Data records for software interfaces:
=-=-=
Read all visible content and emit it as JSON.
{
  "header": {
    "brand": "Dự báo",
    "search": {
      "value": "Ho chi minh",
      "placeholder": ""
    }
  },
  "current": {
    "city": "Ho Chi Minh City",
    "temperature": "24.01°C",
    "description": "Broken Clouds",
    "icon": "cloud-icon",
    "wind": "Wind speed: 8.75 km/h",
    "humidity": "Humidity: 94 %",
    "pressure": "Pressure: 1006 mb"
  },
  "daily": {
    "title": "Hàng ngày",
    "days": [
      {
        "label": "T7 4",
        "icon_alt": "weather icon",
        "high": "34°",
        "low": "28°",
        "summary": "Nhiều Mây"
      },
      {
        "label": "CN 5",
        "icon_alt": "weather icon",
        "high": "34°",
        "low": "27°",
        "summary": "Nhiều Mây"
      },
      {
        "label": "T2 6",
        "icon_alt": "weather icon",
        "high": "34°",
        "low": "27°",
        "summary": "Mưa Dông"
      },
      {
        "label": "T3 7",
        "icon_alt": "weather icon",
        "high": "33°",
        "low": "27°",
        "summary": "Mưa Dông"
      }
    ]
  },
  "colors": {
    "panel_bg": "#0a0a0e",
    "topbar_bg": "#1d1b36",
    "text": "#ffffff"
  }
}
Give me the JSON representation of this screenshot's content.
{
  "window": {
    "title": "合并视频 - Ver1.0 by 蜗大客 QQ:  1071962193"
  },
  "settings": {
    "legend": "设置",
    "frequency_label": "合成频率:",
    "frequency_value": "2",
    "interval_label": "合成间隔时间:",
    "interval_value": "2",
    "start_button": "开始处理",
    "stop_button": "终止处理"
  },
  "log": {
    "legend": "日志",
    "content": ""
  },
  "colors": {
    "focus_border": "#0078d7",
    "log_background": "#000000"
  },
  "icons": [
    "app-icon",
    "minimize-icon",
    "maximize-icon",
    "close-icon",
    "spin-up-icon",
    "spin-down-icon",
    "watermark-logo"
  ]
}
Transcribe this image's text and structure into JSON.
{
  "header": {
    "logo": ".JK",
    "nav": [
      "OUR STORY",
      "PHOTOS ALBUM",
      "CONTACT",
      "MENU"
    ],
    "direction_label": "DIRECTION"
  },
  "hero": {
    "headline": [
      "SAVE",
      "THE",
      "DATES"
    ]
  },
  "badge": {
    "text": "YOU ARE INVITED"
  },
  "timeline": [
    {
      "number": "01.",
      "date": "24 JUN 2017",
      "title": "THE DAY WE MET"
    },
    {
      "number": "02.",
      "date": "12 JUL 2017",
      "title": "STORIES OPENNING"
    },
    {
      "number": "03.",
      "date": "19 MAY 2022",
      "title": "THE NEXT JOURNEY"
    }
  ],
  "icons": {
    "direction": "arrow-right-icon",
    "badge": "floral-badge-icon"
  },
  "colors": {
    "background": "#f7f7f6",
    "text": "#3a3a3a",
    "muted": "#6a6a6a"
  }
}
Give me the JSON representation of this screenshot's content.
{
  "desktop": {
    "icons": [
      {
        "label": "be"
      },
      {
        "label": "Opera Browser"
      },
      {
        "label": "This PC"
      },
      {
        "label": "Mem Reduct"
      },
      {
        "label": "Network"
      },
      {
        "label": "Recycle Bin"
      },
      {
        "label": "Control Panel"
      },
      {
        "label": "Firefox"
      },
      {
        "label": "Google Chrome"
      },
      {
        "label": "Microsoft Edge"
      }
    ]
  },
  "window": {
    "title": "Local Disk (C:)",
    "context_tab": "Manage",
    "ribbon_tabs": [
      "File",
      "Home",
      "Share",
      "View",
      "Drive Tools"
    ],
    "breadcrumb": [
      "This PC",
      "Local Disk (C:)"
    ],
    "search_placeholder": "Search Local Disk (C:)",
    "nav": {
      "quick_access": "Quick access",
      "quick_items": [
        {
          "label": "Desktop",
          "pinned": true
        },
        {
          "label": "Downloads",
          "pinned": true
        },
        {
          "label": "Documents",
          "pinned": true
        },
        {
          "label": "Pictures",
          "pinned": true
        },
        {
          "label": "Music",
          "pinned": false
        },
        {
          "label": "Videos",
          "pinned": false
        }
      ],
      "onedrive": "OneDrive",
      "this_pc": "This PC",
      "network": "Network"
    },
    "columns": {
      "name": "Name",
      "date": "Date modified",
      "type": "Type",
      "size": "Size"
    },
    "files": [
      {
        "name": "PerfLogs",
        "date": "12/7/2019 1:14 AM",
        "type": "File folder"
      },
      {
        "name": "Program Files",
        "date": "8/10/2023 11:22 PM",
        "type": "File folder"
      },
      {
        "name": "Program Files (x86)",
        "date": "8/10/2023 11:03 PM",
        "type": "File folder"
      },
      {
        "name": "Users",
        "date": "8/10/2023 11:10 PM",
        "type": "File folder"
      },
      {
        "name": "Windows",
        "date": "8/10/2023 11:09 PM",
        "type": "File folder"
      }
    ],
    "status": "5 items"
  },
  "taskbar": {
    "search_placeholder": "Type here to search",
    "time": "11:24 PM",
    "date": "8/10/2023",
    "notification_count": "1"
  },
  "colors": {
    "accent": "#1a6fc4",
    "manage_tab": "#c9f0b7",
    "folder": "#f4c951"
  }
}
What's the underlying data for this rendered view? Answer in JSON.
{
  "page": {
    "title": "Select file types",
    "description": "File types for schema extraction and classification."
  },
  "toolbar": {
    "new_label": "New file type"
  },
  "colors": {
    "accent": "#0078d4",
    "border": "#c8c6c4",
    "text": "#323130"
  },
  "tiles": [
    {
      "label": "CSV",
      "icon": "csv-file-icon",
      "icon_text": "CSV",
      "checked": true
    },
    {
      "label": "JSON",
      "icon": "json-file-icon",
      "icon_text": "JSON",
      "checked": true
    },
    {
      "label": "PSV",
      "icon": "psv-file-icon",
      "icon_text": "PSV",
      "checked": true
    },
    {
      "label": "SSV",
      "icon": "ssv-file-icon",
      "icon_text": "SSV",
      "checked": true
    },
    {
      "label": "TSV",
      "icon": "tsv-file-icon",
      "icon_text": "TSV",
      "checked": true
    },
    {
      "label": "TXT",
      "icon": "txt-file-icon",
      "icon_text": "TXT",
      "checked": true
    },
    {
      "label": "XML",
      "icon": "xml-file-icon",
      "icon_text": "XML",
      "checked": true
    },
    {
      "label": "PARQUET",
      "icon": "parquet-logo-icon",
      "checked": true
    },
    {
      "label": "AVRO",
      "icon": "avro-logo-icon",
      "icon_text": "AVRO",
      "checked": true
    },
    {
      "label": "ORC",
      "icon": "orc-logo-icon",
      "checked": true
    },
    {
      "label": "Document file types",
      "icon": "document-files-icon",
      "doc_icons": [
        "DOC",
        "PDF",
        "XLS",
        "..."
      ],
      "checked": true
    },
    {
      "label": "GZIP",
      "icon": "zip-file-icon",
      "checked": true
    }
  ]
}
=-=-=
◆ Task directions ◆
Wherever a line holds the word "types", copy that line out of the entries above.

◆ Completed task ◆
    "title": "Select file types",
    "description": "File types for schema extraction and classification."
      "label": "Document file types",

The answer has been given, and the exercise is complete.